* [TASK TO COMPLETE]: Count the lines in the data below that have "kind" in them, and reply with only that number.

* [Recorded data]:

....

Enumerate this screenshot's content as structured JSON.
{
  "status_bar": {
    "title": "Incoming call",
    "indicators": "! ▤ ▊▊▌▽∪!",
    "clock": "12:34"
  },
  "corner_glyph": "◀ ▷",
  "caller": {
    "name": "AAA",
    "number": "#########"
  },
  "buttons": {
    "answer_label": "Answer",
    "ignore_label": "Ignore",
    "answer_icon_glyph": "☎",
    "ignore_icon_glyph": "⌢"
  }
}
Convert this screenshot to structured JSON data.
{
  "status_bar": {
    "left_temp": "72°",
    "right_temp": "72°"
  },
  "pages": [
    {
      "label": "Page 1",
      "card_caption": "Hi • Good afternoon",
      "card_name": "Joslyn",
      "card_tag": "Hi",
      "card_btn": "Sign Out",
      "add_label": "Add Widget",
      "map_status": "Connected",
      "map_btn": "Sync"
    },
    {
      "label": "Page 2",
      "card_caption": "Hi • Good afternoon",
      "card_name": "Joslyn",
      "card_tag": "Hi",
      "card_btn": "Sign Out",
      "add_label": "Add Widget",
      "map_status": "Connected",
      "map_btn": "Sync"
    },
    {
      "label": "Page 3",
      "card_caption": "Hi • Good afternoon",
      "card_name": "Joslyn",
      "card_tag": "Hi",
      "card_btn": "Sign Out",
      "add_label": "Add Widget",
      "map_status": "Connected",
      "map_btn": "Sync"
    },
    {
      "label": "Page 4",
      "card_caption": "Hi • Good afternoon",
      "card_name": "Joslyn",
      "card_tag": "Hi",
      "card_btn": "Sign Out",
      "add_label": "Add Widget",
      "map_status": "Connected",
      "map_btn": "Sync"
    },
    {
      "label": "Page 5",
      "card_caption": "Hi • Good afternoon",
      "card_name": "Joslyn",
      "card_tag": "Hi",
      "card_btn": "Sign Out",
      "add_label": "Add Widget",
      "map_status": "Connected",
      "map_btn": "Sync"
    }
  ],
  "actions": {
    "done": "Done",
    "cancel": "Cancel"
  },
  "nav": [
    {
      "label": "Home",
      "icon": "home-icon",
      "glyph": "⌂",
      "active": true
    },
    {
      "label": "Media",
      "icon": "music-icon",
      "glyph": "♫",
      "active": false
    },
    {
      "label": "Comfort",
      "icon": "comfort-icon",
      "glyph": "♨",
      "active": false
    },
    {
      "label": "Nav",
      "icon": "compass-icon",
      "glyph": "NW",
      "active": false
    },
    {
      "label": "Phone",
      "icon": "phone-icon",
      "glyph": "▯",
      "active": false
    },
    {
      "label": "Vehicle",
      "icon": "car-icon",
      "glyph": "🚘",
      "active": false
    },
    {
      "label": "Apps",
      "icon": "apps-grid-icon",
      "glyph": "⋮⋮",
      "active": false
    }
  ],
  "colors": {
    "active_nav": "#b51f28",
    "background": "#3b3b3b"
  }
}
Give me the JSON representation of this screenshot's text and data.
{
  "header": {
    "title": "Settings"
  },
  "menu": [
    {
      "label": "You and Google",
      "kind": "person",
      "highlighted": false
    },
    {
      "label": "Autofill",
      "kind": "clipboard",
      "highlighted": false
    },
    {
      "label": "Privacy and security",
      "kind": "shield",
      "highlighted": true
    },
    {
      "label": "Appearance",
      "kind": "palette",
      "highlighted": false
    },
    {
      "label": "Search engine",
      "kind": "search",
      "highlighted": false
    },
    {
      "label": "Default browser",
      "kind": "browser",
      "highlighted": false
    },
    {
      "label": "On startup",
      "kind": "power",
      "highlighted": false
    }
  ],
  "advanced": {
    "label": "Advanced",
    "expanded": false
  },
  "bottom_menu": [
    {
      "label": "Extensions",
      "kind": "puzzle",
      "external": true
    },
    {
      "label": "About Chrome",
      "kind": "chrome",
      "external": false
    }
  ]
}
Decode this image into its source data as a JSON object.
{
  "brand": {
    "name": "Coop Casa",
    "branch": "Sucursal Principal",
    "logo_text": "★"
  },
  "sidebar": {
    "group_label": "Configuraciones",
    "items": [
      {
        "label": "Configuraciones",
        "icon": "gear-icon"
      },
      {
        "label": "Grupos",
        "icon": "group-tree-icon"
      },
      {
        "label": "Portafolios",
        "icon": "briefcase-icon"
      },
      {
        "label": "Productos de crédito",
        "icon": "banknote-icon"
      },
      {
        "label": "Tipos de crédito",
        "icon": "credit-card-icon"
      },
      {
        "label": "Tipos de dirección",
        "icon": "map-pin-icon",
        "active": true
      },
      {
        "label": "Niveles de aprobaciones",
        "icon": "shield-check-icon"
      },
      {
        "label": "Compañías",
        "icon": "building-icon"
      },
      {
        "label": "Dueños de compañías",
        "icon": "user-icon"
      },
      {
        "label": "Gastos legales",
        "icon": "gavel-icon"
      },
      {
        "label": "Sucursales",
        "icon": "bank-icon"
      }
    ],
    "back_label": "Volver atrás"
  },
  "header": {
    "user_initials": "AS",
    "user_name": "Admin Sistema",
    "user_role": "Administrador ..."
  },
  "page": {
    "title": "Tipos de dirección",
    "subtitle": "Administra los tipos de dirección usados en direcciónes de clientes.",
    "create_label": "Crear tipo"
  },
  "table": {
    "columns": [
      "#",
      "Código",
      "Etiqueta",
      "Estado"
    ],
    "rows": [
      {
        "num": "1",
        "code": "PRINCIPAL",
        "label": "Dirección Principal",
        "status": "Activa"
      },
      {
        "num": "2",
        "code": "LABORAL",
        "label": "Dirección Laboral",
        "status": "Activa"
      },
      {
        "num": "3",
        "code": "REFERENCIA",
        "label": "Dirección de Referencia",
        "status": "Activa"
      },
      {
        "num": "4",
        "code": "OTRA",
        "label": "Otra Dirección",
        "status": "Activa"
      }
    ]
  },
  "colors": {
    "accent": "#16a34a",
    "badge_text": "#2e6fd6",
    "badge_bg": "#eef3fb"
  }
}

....

* [REPLY TO THE TASK]: 9